Carson High head coach Blair Roman looks on during a timeout at a Senator football game in 2019.
Jeff Mulvihill, Jr. | InstaImage
When high school basketball and wrestling got the ax in Northern Nevada this year due to the pandemic, football coaches figured it was only a matter of time before their sport was next.
After Governor Steve Sisolak removed football from the restricted list Wednesday afternoon, plans all around the region lurched into full swing.
“There was a whole other level of excitement by the staff and the kids,” said Douglas High head coach Ernie Monfiletto, following the Tigers’ first day of practice.
Douglas has hit the offseason workouts hard and Monfiletto praised his team's ability to stay ready on a moments notice for the landscape to change.
“I have to hand it to our team because they’ve been focused since day one for all three of our preseasons,” Monfiletto said. “That’s been fantastic and that moved it up a notch.”
Twenty-seven miles to the northeast, Dayton High School is hoping to see its first scheduled contest since the 2018 season.
First-year head coach Terrence Spann, who was hired in January 2020 prior to the pandemic, couldn’t be happier for his seniors that get a chance.
“My seniors are ecstatic. My seniors are like, ‘hey even though it’s six weeks, it’s six weeks to try and go out with a bang,’” Spann said. “Try to get that first league win in five years.”Staying safe
Priority no. 1 for the coaches in the area is safety.
Nevada was one of the last remaining states in the country to give the go-ahead on high school football and no one is looking to return to non-contact drills or worse.

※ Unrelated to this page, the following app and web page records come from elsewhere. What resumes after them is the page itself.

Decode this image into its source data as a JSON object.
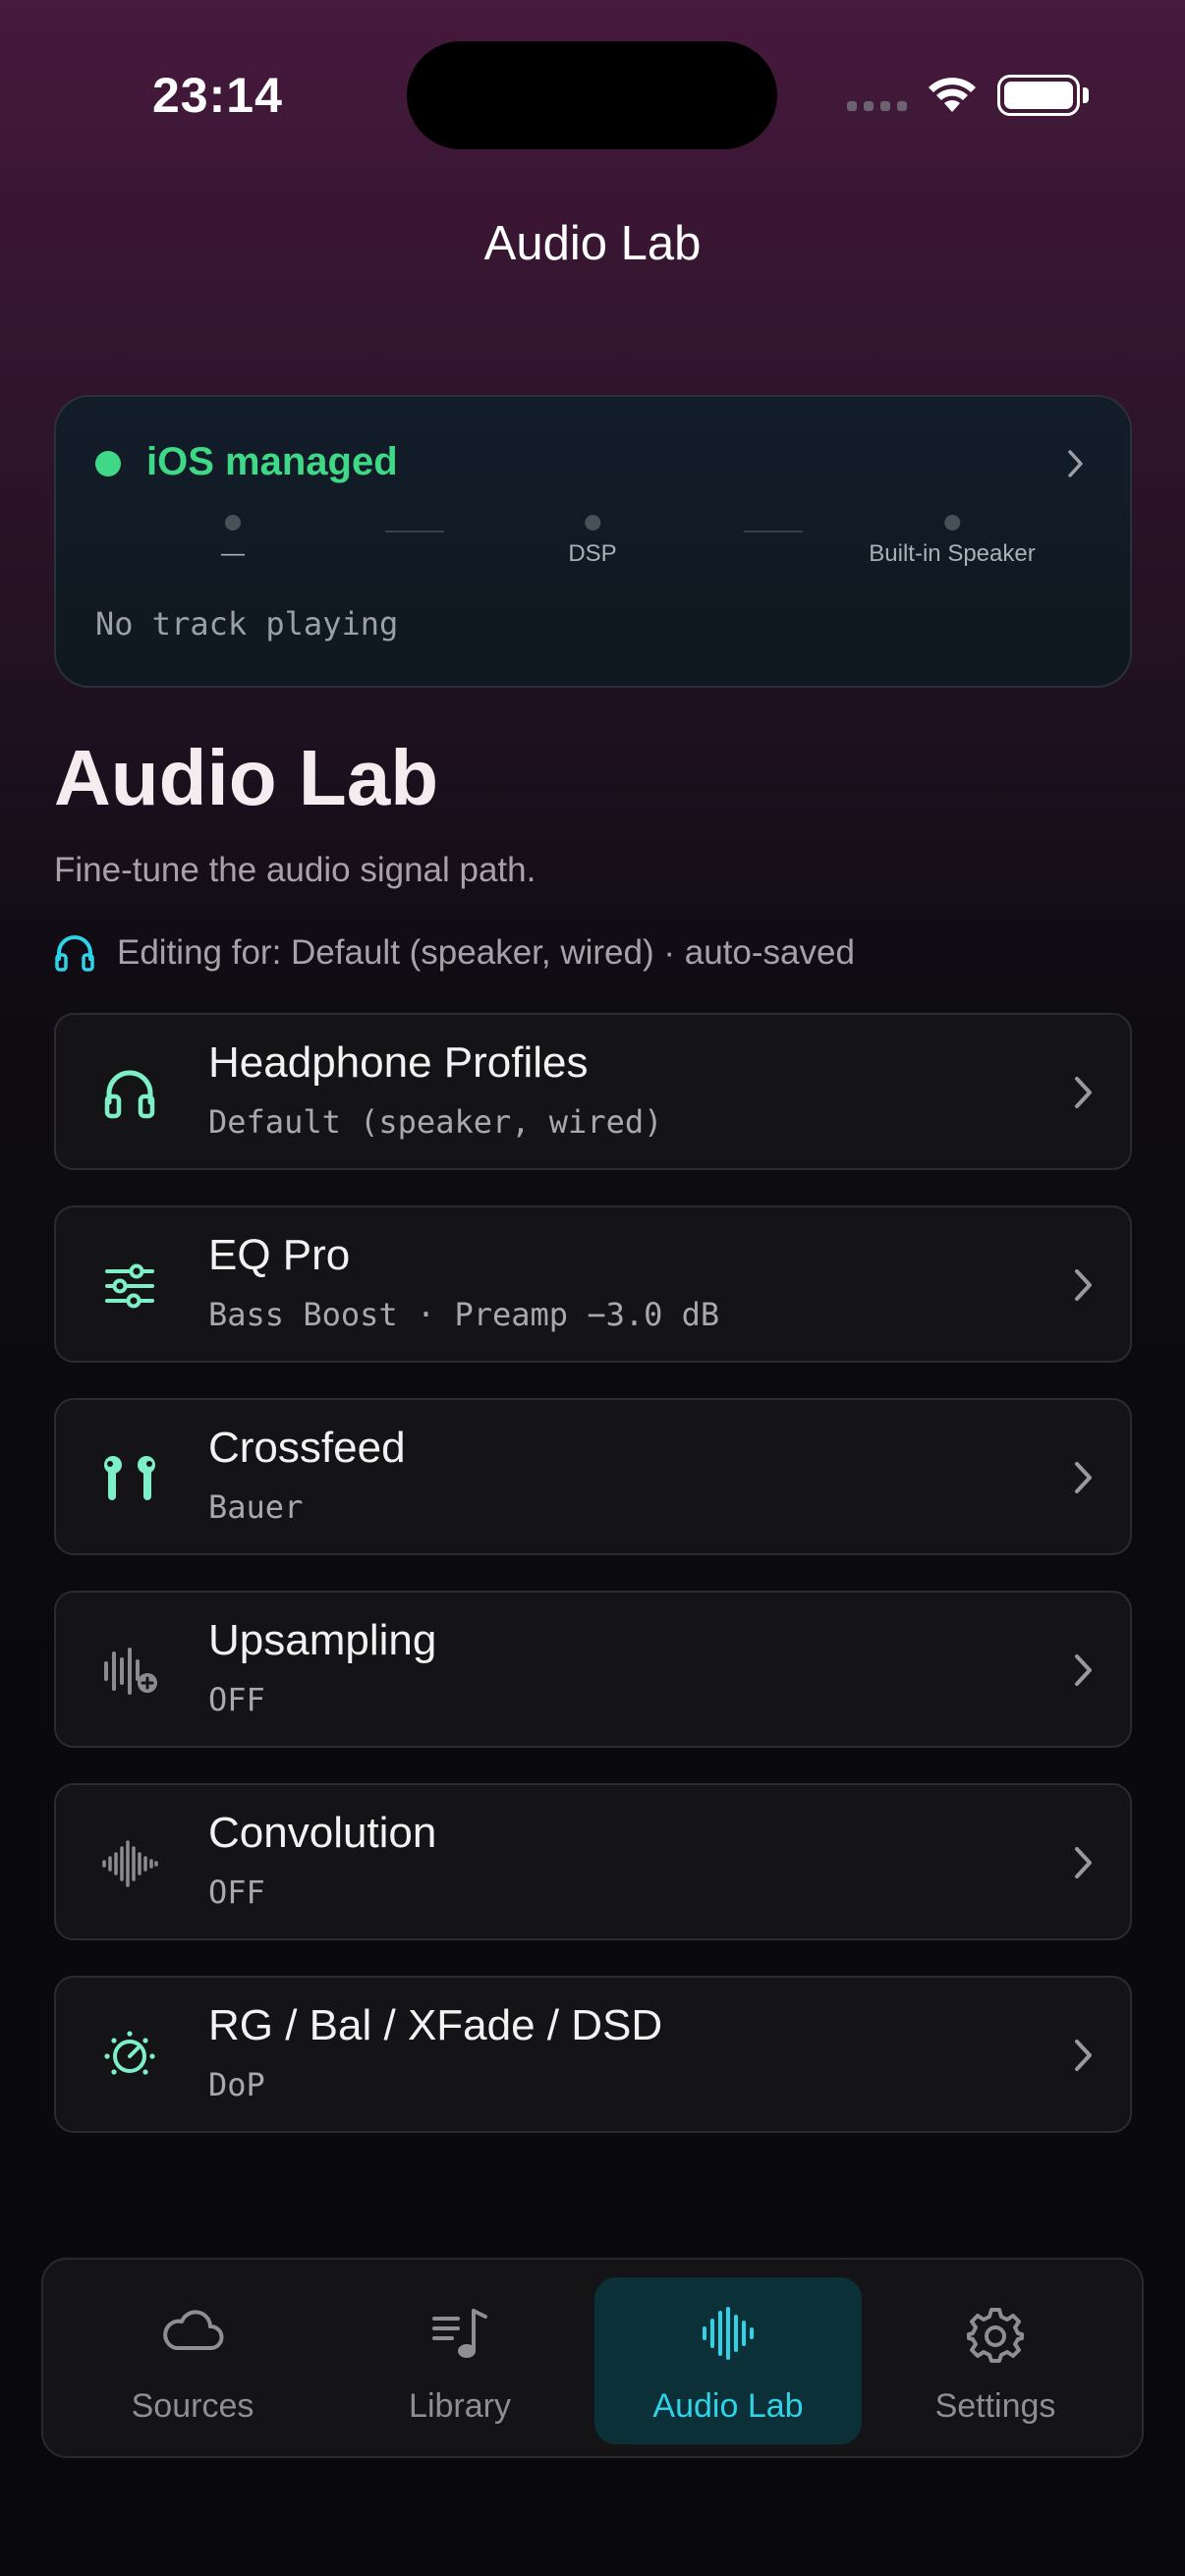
{
  "status_bar": {
    "time": "23:14"
  },
  "nav": {
    "title": "Audio Lab"
  },
  "status_card": {
    "state": "iOS managed",
    "state_color": "#3fd886",
    "chain": [
      "—",
      "DSP",
      "Built-in Speaker"
    ],
    "now_playing": "No track playing"
  },
  "header": {
    "title": "Audio Lab",
    "subtitle": "Fine-tune the audio signal path.",
    "editing": "Editing for: Default (speaker, wired) · auto-saved"
  },
  "items": [
    {
      "title": "Headphone Profiles",
      "value": "Default (speaker, wired)",
      "icon": "headphones-icon"
    },
    {
      "title": "EQ Pro",
      "value": "Bass Boost · Preamp −3.0 dB",
      "icon": "sliders-icon"
    },
    {
      "title": "Crossfeed",
      "value": "Bauer",
      "icon": "earbuds-icon"
    },
    {
      "title": "Upsampling",
      "value": "OFF",
      "icon": "waveform-plus-icon"
    },
    {
      "title": "Convolution",
      "value": "OFF",
      "icon": "waveform-icon"
    },
    {
      "title": "RG / Bal / XFade / DSD",
      "value": "DoP",
      "icon": "dial-icon"
    }
  ],
  "tabs": [
    {
      "label": "Sources",
      "icon": "cloud-icon",
      "active": false
    },
    {
      "label": "Library",
      "icon": "music-list-icon",
      "active": false
    },
    {
      "label": "Audio Lab",
      "icon": "waveform-icon",
      "active": true
    },
    {
      "label": "Settings",
      "icon": "gear-icon",
      "active": false
    }
  ],
  "colors": {
    "accent": "#2fd2e6",
    "icon_mint": "#7ef0c8",
    "icon_gray": "#8c8c90"
  }
}
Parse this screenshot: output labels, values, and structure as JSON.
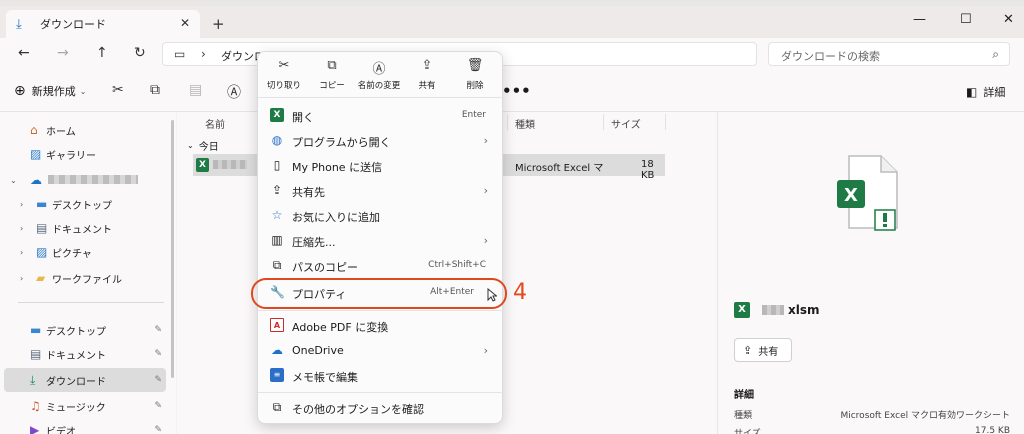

The risk of contact is two-fold now, as coaches try to keep players safe from spreading the pandemic as well as prevent bodily injury after a 16-month break from the nature of the sport.
“Our biggest focus right now is just getting organized and training the kids and the coaches on all the protocols that we’re working on,” said Carson High head coach Blair Roman. “Honestly, just roll this out safely.”
Preventing injuries for athletes returning to play was another big priority for local coaches.
The NIAA laid out a two-week minimum practice period for teams prior to games and has guidelines about when program’s can ramp up workouts safely with pads.
“I think we have a great plan in place that is going to address that. I think the NIAA has thought about that. I think all of the region coaches have thought about that,” said Roman.
“Being in shape and being in football shape are two different things. We’re cautious with that part of it, but I feel like we are in great condition,” said Monfiletto. “On the same token, all of us have to take into account that we have had an absence in contact for a long time.”
With the constant fluctuation in expectations, schedules remain tentative as of Friday afternoon.
Athletic directors and coaches alike are anticipating those being released next week, but with volleyball, soccer, tennis, cross country and golf also starting competition in early March, it has quickly become a busy season for athletic administrators.
“My coaches, a lot of us were caught off guard because we were sure we weren’t going to play after basketball and wrestling got canceled,” said Spann. “We’re just excited to hopefully get Dayton football back and competitive. We just want to put a product on the field that the townspeople and the parents can be proud of.”
The first day scheduled contest will be allowed in Northern Nevada is Thursday, March 4.